The length of the radial neck has been assumed to vary in living and extinct primates in accordance with its role as a moment arm during flexion by the m. biceps brachii. We here use a simple developmental approach to investigate whether or not this trait does, in fact, vary in such a manner. We find, instead, that virtually all variation in radial neck length is explicable as a simple correlate of overall body size, and that there is no evidence to conclude that selection has separately modified radial neck length in response to differing locomotor patterns. Further implications for the interpretation of mammalian skeletal morphology are briefly discussed. J. Morphol. 246:59–67, 2000 © 2000 Wiley-Liss, Inc.
Journal of Morphology

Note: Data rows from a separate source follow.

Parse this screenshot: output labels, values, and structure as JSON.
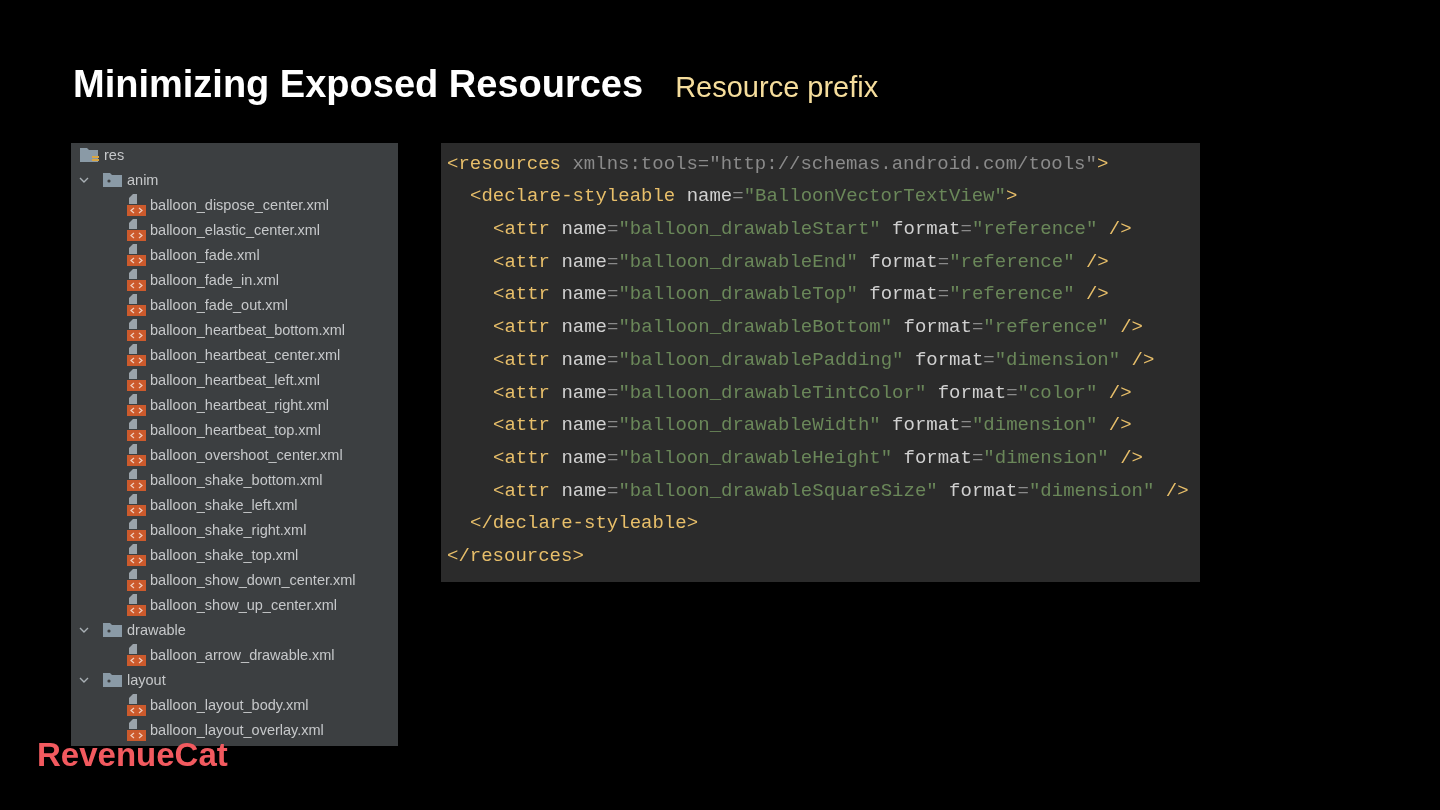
{
  "slide": {
    "title": "Minimizing Exposed Resources",
    "subtitle": "Resource prefix",
    "logo": "RevenueCat"
  },
  "file_tree": {
    "root": {
      "kind": "root",
      "label": "res",
      "children": [
        {
          "kind": "folder",
          "label": "anim",
          "expanded": true,
          "children": [
            {
              "kind": "file",
              "label": "balloon_dispose_center.xml"
            },
            {
              "kind": "file",
              "label": "balloon_elastic_center.xml"
            },
            {
              "kind": "file",
              "label": "balloon_fade.xml"
            },
            {
              "kind": "file",
              "label": "balloon_fade_in.xml"
            },
            {
              "kind": "file",
              "label": "balloon_fade_out.xml"
            },
            {
              "kind": "file",
              "label": "balloon_heartbeat_bottom.xml"
            },
            {
              "kind": "file",
              "label": "balloon_heartbeat_center.xml"
            },
            {
              "kind": "file",
              "label": "balloon_heartbeat_left.xml"
            },
            {
              "kind": "file",
              "label": "balloon_heartbeat_right.xml"
            },
            {
              "kind": "file",
              "label": "balloon_heartbeat_top.xml"
            },
            {
              "kind": "file",
              "label": "balloon_overshoot_center.xml"
            },
            {
              "kind": "file",
              "label": "balloon_shake_bottom.xml"
            },
            {
              "kind": "file",
              "label": "balloon_shake_left.xml"
            },
            {
              "kind": "file",
              "label": "balloon_shake_right.xml"
            },
            {
              "kind": "file",
              "label": "balloon_shake_top.xml"
            },
            {
              "kind": "file",
              "label": "balloon_show_down_center.xml"
            },
            {
              "kind": "file",
              "label": "balloon_show_up_center.xml"
            }
          ]
        },
        {
          "kind": "folder",
          "label": "drawable",
          "expanded": true,
          "children": [
            {
              "kind": "file",
              "label": "balloon_arrow_drawable.xml"
            }
          ]
        },
        {
          "kind": "folder",
          "label": "layout",
          "expanded": true,
          "children": [
            {
              "kind": "file",
              "label": "balloon_layout_body.xml"
            },
            {
              "kind": "file",
              "label": "balloon_layout_overlay.xml"
            }
          ]
        }
      ]
    }
  },
  "code_editor": {
    "element": {
      "open": [
        {
          "kind": "tag",
          "text": "<resources"
        },
        {
          "kind": "dim",
          "text": " xmlns:tools=\"http://schemas.android.com/tools\""
        },
        {
          "kind": "tag",
          "text": ">"
        }
      ],
      "close": [
        {
          "kind": "tag",
          "text": "</resources>"
        }
      ],
      "children": [
        {
          "open": [
            {
              "kind": "tag",
              "text": "<declare-styleable"
            },
            {
              "kind": "attr",
              "text": " name"
            },
            {
              "kind": "dim",
              "text": "="
            },
            {
              "kind": "string",
              "text": "\"BalloonVectorTextView\""
            },
            {
              "kind": "tag",
              "text": ">"
            }
          ],
          "close": [
            {
              "kind": "tag",
              "text": "</declare-styleable>"
            }
          ],
          "children": [
            {
              "open": [
                {
                  "kind": "tag",
                  "text": "<attr"
                },
                {
                  "kind": "attr",
                  "text": " name"
                },
                {
                  "kind": "dim",
                  "text": "="
                },
                {
                  "kind": "string",
                  "text": "\"balloon_drawableStart\""
                },
                {
                  "kind": "attr",
                  "text": " format"
                },
                {
                  "kind": "dim",
                  "text": "="
                },
                {
                  "kind": "string",
                  "text": "\"reference\""
                },
                {
                  "kind": "tag",
                  "text": " />"
                }
              ]
            },
            {
              "open": [
                {
                  "kind": "tag",
                  "text": "<attr"
                },
                {
                  "kind": "attr",
                  "text": " name"
                },
                {
                  "kind": "dim",
                  "text": "="
                },
                {
                  "kind": "string",
                  "text": "\"balloon_drawableEnd\""
                },
                {
                  "kind": "attr",
                  "text": " format"
                },
                {
                  "kind": "dim",
                  "text": "="
                },
                {
                  "kind": "string",
                  "text": "\"reference\""
                },
                {
                  "kind": "tag",
                  "text": " />"
                }
              ]
            },
            {
              "open": [
                {
                  "kind": "tag",
                  "text": "<attr"
                },
                {
                  "kind": "attr",
                  "text": " name"
                },
                {
                  "kind": "dim",
                  "text": "="
                },
                {
                  "kind": "string",
                  "text": "\"balloon_drawableTop\""
                },
                {
                  "kind": "attr",
                  "text": " format"
                },
                {
                  "kind": "dim",
                  "text": "="
                },
                {
                  "kind": "string",
                  "text": "\"reference\""
                },
                {
                  "kind": "tag",
                  "text": " />"
                }
              ]
            },
            {
              "open": [
                {
                  "kind": "tag",
                  "text": "<attr"
                },
                {
                  "kind": "attr",
                  "text": " name"
                },
                {
                  "kind": "dim",
                  "text": "="
                },
                {
                  "kind": "string",
                  "text": "\"balloon_drawableBottom\""
                },
                {
                  "kind": "attr",
                  "text": " format"
                },
                {
                  "kind": "dim",
                  "text": "="
                },
                {
                  "kind": "string",
                  "text": "\"reference\""
                },
                {
                  "kind": "tag",
                  "text": " />"
                }
              ]
            },
            {
              "open": [
                {
                  "kind": "tag",
                  "text": "<attr"
                },
                {
                  "kind": "attr",
                  "text": " name"
                },
                {
                  "kind": "dim",
                  "text": "="
                },
                {
                  "kind": "string",
                  "text": "\"balloon_drawablePadding\""
                },
                {
                  "kind": "attr",
                  "text": " format"
                },
                {
                  "kind": "dim",
                  "text": "="
                },
                {
                  "kind": "string",
                  "text": "\"dimension\""
                },
                {
                  "kind": "tag",
                  "text": " />"
                }
              ]
            },
            {
              "open": [
                {
                  "kind": "tag",
                  "text": "<attr"
                },
                {
                  "kind": "attr",
                  "text": " name"
                },
                {
                  "kind": "dim",
                  "text": "="
                },
                {
                  "kind": "string",
                  "text": "\"balloon_drawableTintColor\""
                },
                {
                  "kind": "attr",
                  "text": " format"
                },
                {
                  "kind": "dim",
                  "text": "="
                },
                {
                  "kind": "string",
                  "text": "\"color\""
                },
                {
                  "kind": "tag",
                  "text": " />"
                }
              ]
            },
            {
              "open": [
                {
                  "kind": "tag",
                  "text": "<attr"
                },
                {
                  "kind": "attr",
                  "text": " name"
                },
                {
                  "kind": "dim",
                  "text": "="
                },
                {
                  "kind": "string",
                  "text": "\"balloon_drawableWidth\""
                },
                {
                  "kind": "attr",
                  "text": " format"
                },
                {
                  "kind": "dim",
                  "text": "="
                },
                {
                  "kind": "string",
                  "text": "\"dimension\""
                },
                {
                  "kind": "tag",
                  "text": " />"
                }
              ]
            },
            {
              "open": [
                {
                  "kind": "tag",
                  "text": "<attr"
                },
                {
                  "kind": "attr",
                  "text": " name"
                },
                {
                  "kind": "dim",
                  "text": "="
                },
                {
                  "kind": "string",
                  "text": "\"balloon_drawableHeight\""
                },
                {
                  "kind": "attr",
                  "text": " format"
                },
                {
                  "kind": "dim",
                  "text": "="
                },
                {
                  "kind": "string",
                  "text": "\"dimension\""
                },
                {
                  "kind": "tag",
                  "text": " />"
                }
              ]
            },
            {
              "open": [
                {
                  "kind": "tag",
                  "text": "<attr"
                },
                {
                  "kind": "attr",
                  "text": " name"
                },
                {
                  "kind": "dim",
                  "text": "="
                },
                {
                  "kind": "string",
                  "text": "\"balloon_drawableSquareSize\""
                },
                {
                  "kind": "attr",
                  "text": " format"
                },
                {
                  "kind": "dim",
                  "text": "="
                },
                {
                  "kind": "string",
                  "text": "\"dimension\""
                },
                {
                  "kind": "tag",
                  "text": " />"
                }
              ]
            }
          ]
        }
      ]
    }
  }
}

Reno, Philip L.; McCollum, Melanie A.; Lovejoy, C. Owen; Meindl, Richard S. (2000). Adaptationism and the Anthropoid Postcranium: Selection Does Not Govern the Length of the Radial Neck. Journal of Morphology 246(2) 59-67. doi: 10.1002/1097-4687(200011)246:2<59::AID-JMOR2>3.0.CO;2-G. Retrieved from https://oaks.kent.edu/anthpubs/55